*Dataset*.

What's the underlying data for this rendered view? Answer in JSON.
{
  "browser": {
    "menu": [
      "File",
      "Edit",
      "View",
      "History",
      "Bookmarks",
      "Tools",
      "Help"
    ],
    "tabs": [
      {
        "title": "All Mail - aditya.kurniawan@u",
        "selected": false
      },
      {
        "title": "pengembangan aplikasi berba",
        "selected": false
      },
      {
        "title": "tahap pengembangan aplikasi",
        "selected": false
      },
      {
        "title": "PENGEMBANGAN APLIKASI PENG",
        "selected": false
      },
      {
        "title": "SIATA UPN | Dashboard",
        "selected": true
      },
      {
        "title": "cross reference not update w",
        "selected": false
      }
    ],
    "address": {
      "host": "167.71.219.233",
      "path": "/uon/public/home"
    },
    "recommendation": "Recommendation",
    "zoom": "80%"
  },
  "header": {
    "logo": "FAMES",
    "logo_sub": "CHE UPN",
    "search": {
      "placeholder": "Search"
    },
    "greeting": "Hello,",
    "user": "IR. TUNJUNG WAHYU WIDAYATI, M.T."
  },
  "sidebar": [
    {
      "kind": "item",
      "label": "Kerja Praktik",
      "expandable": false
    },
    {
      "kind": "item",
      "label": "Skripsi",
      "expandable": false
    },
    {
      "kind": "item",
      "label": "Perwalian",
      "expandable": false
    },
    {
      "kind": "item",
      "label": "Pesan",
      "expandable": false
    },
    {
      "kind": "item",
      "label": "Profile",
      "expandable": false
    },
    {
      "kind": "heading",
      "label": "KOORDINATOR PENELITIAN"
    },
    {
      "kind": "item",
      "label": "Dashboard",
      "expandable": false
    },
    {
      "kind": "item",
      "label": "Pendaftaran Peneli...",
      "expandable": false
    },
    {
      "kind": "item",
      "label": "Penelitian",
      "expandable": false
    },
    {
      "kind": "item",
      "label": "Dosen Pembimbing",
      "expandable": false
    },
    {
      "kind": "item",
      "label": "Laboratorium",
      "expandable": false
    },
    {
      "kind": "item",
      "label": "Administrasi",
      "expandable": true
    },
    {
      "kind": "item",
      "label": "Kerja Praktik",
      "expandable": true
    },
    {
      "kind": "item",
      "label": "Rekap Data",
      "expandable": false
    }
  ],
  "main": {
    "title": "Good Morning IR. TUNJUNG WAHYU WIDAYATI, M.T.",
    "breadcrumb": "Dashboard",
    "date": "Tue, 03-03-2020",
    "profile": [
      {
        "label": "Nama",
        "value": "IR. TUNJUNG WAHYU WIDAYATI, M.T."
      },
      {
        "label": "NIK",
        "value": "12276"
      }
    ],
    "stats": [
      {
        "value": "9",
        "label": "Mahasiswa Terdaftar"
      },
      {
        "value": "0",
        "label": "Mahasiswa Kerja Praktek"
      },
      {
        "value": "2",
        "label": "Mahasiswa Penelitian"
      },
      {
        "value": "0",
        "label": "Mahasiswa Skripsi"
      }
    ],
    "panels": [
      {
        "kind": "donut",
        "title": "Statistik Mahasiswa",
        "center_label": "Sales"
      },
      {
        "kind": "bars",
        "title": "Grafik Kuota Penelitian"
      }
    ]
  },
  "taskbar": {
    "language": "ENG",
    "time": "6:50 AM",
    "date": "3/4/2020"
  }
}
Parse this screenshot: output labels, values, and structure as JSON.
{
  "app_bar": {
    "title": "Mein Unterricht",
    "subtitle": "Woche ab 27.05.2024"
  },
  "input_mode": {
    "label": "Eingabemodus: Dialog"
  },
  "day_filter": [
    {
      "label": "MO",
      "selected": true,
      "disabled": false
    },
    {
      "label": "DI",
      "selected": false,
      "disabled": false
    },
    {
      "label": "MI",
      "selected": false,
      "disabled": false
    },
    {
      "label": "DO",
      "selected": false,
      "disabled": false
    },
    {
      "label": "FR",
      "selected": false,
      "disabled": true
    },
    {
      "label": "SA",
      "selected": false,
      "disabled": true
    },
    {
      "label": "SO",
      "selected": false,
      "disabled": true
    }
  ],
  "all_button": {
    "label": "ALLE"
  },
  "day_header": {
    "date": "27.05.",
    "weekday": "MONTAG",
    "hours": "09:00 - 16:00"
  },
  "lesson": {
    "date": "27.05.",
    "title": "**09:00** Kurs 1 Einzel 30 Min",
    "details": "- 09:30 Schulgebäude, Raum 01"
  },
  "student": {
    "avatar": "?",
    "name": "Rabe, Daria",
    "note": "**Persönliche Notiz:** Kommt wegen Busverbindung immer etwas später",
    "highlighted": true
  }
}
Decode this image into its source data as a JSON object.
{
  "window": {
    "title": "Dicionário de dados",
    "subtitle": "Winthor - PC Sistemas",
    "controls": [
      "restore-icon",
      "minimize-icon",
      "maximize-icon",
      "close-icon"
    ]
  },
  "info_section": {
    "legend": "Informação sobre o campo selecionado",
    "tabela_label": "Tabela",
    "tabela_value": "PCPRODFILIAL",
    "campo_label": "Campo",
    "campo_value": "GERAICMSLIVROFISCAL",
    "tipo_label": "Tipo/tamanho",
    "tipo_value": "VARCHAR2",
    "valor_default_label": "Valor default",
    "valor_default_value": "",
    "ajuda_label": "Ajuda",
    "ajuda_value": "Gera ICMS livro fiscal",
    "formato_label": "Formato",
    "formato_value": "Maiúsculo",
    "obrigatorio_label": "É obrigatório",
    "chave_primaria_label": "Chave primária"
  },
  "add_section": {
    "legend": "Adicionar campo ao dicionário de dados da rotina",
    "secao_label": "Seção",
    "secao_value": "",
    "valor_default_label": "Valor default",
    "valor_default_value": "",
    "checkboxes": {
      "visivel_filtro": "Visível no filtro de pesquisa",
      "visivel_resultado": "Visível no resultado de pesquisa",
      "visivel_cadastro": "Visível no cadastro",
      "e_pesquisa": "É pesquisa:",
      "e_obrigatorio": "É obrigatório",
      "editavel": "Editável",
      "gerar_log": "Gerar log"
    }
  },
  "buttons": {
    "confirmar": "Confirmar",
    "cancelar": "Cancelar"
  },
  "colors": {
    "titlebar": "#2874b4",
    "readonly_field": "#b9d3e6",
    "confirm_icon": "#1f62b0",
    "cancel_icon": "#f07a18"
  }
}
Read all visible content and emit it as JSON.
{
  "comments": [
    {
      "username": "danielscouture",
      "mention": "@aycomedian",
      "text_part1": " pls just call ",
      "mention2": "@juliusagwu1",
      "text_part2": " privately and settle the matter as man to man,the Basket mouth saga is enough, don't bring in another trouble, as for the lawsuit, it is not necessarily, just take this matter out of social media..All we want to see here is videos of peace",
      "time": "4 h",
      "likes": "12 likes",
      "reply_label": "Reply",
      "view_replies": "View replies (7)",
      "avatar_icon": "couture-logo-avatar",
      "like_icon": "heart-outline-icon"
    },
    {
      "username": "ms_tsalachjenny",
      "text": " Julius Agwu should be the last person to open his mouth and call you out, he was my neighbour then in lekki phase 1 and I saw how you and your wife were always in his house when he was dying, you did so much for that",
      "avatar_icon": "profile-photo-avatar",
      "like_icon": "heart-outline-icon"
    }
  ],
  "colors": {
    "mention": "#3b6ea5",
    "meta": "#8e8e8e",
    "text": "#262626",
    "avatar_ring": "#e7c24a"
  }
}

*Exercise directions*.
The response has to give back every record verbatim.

*Problem solution*.
What's the underlying data for this rendered view? Answer in JSON.
{
  "browser": {
    "menu": [
      "File",
      "Edit",
      "View",
      "History",
      "Bookmarks",
      "Tools",
      "Help"
    ],
    "tabs": [
      {
        "title": "All Mail - aditya.kurniawan@u",
        "selected": false
      },
      {
        "title": "pengembangan aplikasi berba",
        "selected": false
      },
      {
        "title": "tahap pengembangan aplikasi",
        "selected": false
      },
      {
        "title": "PENGEMBANGAN APLIKASI PENG",
        "selected": false
      },
      {
        "title": "SIATA UPN | Dashboard",
        "selected": true
      },
      {
        "title": "cross reference not update w",
        "selected": false
      }
    ],
    "address": {
      "host": "167.71.219.233",
      "path": "/uon/public/home"
    },
    "recommendation": "Recommendation",
    "zoom": "80%"
  },
  "header": {
    "logo": "FAMES",
    "logo_sub": "CHE UPN",
    "search": {
      "placeholder": "Search"
    },
    "greeting": "Hello,",
    "user": "IR. TUNJUNG WAHYU WIDAYATI, M.T."
  },
  "sidebar": [
    {
      "kind": "item",
      "label": "Kerja Praktik",
      "expandable": false
    },
    {
      "kind": "item",
      "label": "Skripsi",
      "expandable": false
    },
    {
      "kind": "item",
      "label": "Perwalian",
      "expandable": false
    },
    {
      "kind": "item",
      "label": "Pesan",
      "expandable": false
    },
    {
      "kind": "item",
      "label": "Profile",
      "expandable": false
    },
    {
      "kind": "heading",
      "label": "KOORDINATOR PENELITIAN"
    },
    {
      "kind": "item",
      "label": "Dashboard",
      "expandable": false
    },
    {
      "kind": "item",
      "label": "Pendaftaran Peneli...",
      "expandable": false
    },
    {
      "kind": "item",
      "label": "Penelitian",
      "expandable": false
    },
    {
      "kind": "item",
      "label": "Dosen Pembimbing",
      "expandable": false
    },
    {
      "kind": "item",
      "label": "Laboratorium",
      "expandable": false
    },
    {
      "kind": "item",
      "label": "Administrasi",
      "expandable": true
    },
    {
      "kind": "item",
      "label": "Kerja Praktik",
      "expandable": true
    },
    {
      "kind": "item",
      "label": "Rekap Data",
      "expandable": false
    }
  ],
  "main": {
    "title": "Good Morning IR. TUNJUNG WAHYU WIDAYATI, M.T.",
    "breadcrumb": "Dashboard",
    "date": "Tue, 03-03-2020",
    "profile": [
      {
        "label": "Nama",
        "value": "IR. TUNJUNG WAHYU WIDAYATI, M.T."
      },
      {
        "label": "NIK",
        "value": "12276"
      }
    ],
    "stats": [
      {
        "value": "9",
        "label": "Mahasiswa Terdaftar"
      },
      {
        "value": "0",
        "label": "Mahasiswa Kerja Praktek"
      },
      {
        "value": "2",
        "label": "Mahasiswa Penelitian"
      },
      {
        "value": "0",
        "label": "Mahasiswa Skripsi"
      }
    ],
    "panels": [
      {
        "kind": "donut",
        "title": "Statistik Mahasiswa",
        "center_label": "Sales"
      },
      {
        "kind": "bars",
        "title": "Grafik Kuota Penelitian"
      }
    ]
  },
  "taskbar": {
    "language": "ENG",
    "time": "6:50 AM",
    "date": "3/4/2020"
  }
}
Parse this screenshot: output labels, values, and structure as JSON.
{
  "app_bar": {
    "title": "Mein Unterricht",
    "subtitle": "Woche ab 27.05.2024"
  },
  "input_mode": {
    "label": "Eingabemodus: Dialog"
  },
  "day_filter": [
    {
      "label": "MO",
      "selected": true,
      "disabled": false
    },
    {
      "label": "DI",
      "selected": false,
      "disabled": false
    },
    {
      "label": "MI",
      "selected": false,
      "disabled": false
    },
    {
      "label": "DO",
      "selected": false,
      "disabled": false
    },
    {
      "label": "FR",
      "selected": false,
      "disabled": true
    },
    {
      "label": "SA",
      "selected": false,
      "disabled": true
    },
    {
      "label": "SO",
      "selected": false,
      "disabled": true
    }
  ],
  "all_button": {
    "label": "ALLE"
  },
  "day_header": {
    "date": "27.05.",
    "weekday": "MONTAG",
    "hours": "09:00 - 16:00"
  },
  "lesson": {
    "date": "27.05.",
    "title": "**09:00** Kurs 1 Einzel 30 Min",
    "details": "- 09:30 Schulgebäude, Raum 01"
  },
  "student": {
    "avatar": "?",
    "name": "Rabe, Daria",
    "note": "**Persönliche Notiz:** Kommt wegen Busverbindung immer etwas später",
    "highlighted": true
  }
}
Decode this image into its source data as a JSON object.
{
  "window": {
    "title": "Dicionário de dados",
    "subtitle": "Winthor - PC Sistemas",
    "controls": [
      "restore-icon",
      "minimize-icon",
      "maximize-icon",
      "close-icon"
    ]
  },
  "info_section": {
    "legend": "Informação sobre o campo selecionado",
    "tabela_label": "Tabela",
    "tabela_value": "PCPRODFILIAL",
    "campo_label": "Campo",
    "campo_value": "GERAICMSLIVROFISCAL",
    "tipo_label": "Tipo/tamanho",
    "tipo_value": "VARCHAR2",
    "valor_default_label": "Valor default",
    "valor_default_value": "",
    "ajuda_label": "Ajuda",
    "ajuda_value": "Gera ICMS livro fiscal",
    "formato_label": "Formato",
    "formato_value": "Maiúsculo",
    "obrigatorio_label": "É obrigatório",
    "chave_primaria_label": "Chave primária"
  },
  "add_section": {
    "legend": "Adicionar campo ao dicionário de dados da rotina",
    "secao_label": "Seção",
    "secao_value": "",
    "valor_default_label": "Valor default",
    "valor_default_value": "",
    "checkboxes": {
      "visivel_filtro": "Visível no filtro de pesquisa",
      "visivel_resultado": "Visível no resultado de pesquisa",
      "visivel_cadastro": "Visível no cadastro",
      "e_pesquisa": "É pesquisa:",
      "e_obrigatorio": "É obrigatório",
      "editavel": "Editável",
      "gerar_log": "Gerar log"
    }
  },
  "buttons": {
    "confirmar": "Confirmar",
    "cancelar": "Cancelar"
  },
  "colors": {
    "titlebar": "#2874b4",
    "readonly_field": "#b9d3e6",
    "confirm_icon": "#1f62b0",
    "cancel_icon": "#f07a18"
  }
}
Read all visible content and emit it as JSON.
{
  "comments": [
    {
      "username": "danielscouture",
      "mention": "@aycomedian",
      "text_part1": " pls just call ",
      "mention2": "@juliusagwu1",
      "text_part2": " privately and settle the matter as man to man,the Basket mouth saga is enough, don't bring in another trouble, as for the lawsuit, it is not necessarily, just take this matter out of social media..All we want to see here is videos of peace",
      "time": "4 h",
      "likes": "12 likes",
      "reply_label": "Reply",
      "view_replies": "View replies (7)",
      "avatar_icon": "couture-logo-avatar",
      "like_icon": "heart-outline-icon"
    },
    {
      "username": "ms_tsalachjenny",
      "text": " Julius Agwu should be the last person to open his mouth and call you out, he was my neighbour then in lekki phase 1 and I saw how you and your wife were always in his house when he was dying, you did so much for that",
      "avatar_icon": "profile-photo-avatar",
      "like_icon": "heart-outline-icon"
    }
  ],
  "colors": {
    "mention": "#3b6ea5",
    "meta": "#8e8e8e",
    "text": "#262626",
    "avatar_ring": "#e7c24a"
  }
}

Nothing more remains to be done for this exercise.